WHAT IS BEING ASKED » Print the data that follows without changing a single word.

-------- RECORDS SUPPLIED

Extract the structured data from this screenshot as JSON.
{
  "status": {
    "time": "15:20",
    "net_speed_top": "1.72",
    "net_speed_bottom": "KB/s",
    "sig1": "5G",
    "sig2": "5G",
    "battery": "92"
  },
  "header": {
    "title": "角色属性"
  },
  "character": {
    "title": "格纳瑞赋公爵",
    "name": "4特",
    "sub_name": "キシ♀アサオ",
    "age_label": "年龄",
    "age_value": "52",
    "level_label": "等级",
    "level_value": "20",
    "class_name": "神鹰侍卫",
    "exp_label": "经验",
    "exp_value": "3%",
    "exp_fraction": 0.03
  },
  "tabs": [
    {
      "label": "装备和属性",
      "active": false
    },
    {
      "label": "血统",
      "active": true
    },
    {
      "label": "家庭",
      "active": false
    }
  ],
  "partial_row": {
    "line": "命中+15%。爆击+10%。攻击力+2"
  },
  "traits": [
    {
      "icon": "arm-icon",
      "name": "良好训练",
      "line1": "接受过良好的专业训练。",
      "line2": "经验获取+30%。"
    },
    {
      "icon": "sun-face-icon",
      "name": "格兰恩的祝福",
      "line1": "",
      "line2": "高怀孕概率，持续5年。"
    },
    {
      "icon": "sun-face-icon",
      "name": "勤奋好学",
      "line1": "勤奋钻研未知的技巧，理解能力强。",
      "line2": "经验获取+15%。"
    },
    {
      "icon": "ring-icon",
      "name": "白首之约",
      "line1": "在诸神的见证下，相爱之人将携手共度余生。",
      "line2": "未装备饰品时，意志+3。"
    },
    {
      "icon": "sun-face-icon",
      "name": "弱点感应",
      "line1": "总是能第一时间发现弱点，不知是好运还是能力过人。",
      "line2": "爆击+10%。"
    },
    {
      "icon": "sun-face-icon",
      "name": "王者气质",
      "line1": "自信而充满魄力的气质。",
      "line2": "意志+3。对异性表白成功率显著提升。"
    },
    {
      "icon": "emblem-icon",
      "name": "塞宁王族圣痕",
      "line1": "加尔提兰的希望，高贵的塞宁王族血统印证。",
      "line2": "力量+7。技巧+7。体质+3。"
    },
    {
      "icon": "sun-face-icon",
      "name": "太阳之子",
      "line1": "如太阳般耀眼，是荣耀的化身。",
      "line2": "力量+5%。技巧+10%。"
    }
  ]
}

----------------

OUTPUT FOR THIS TASK »
Extract the structured data from this screenshot as JSON.
{
  "status": {
    "time": "15:20",
    "net_speed_top": "1.72",
    "net_speed_bottom": "KB/s",
    "sig1": "5G",
    "sig2": "5G",
    "battery": "92"
  },
  "header": {
    "title": "角色属性"
  },
  "character": {
    "title": "格纳瑞赋公爵",
    "name": "4特",
    "sub_name": "キシ♀アサオ",
    "age_label": "年龄",
    "age_value": "52",
    "level_label": "等级",
    "level_value": "20",
    "class_name": "神鹰侍卫",
    "exp_label": "经验",
    "exp_value": "3%",
    "exp_fraction": 0.03
  },
  "tabs": [
    {
      "label": "装备和属性",
      "active": false
    },
    {
      "label": "血统",
      "active": true
    },
    {
      "label": "家庭",
      "active": false
    }
  ],
  "partial_row": {
    "line": "命中+15%。爆击+10%。攻击力+2"
  },
  "traits": [
    {
      "icon": "arm-icon",
      "name": "良好训练",
      "line1": "接受过良好的专业训练。",
      "line2": "经验获取+30%。"
    },
    {
      "icon": "sun-face-icon",
      "name": "格兰恩的祝福",
      "line1": "",
      "line2": "高怀孕概率，持续5年。"
    },
    {
      "icon": "sun-face-icon",
      "name": "勤奋好学",
      "line1": "勤奋钻研未知的技巧，理解能力强。",
      "line2": "经验获取+15%。"
    },
    {
      "icon": "ring-icon",
      "name": "白首之约",
      "line1": "在诸神的见证下，相爱之人将携手共度余生。",
      "line2": "未装备饰品时，意志+3。"
    },
    {
      "icon": "sun-face-icon",
      "name": "弱点感应",
      "line1": "总是能第一时间发现弱点，不知是好运还是能力过人。",
      "line2": "爆击+10%。"
    },
    {
      "icon": "sun-face-icon",
      "name": "王者气质",
      "line1": "自信而充满魄力的气质。",
      "line2": "意志+3。对异性表白成功率显著提升。"
    },
    {
      "icon": "emblem-icon",
      "name": "塞宁王族圣痕",
      "line1": "加尔提兰的希望，高贵的塞宁王族血统印证。",
      "line2": "力量+7。技巧+7。体质+3。"
    },
    {
      "icon": "sun-face-icon",
      "name": "太阳之子",
      "line1": "如太阳般耀眼，是荣耀的化身。",
      "line2": "力量+5%。技巧+10%。"
    }
  ]
}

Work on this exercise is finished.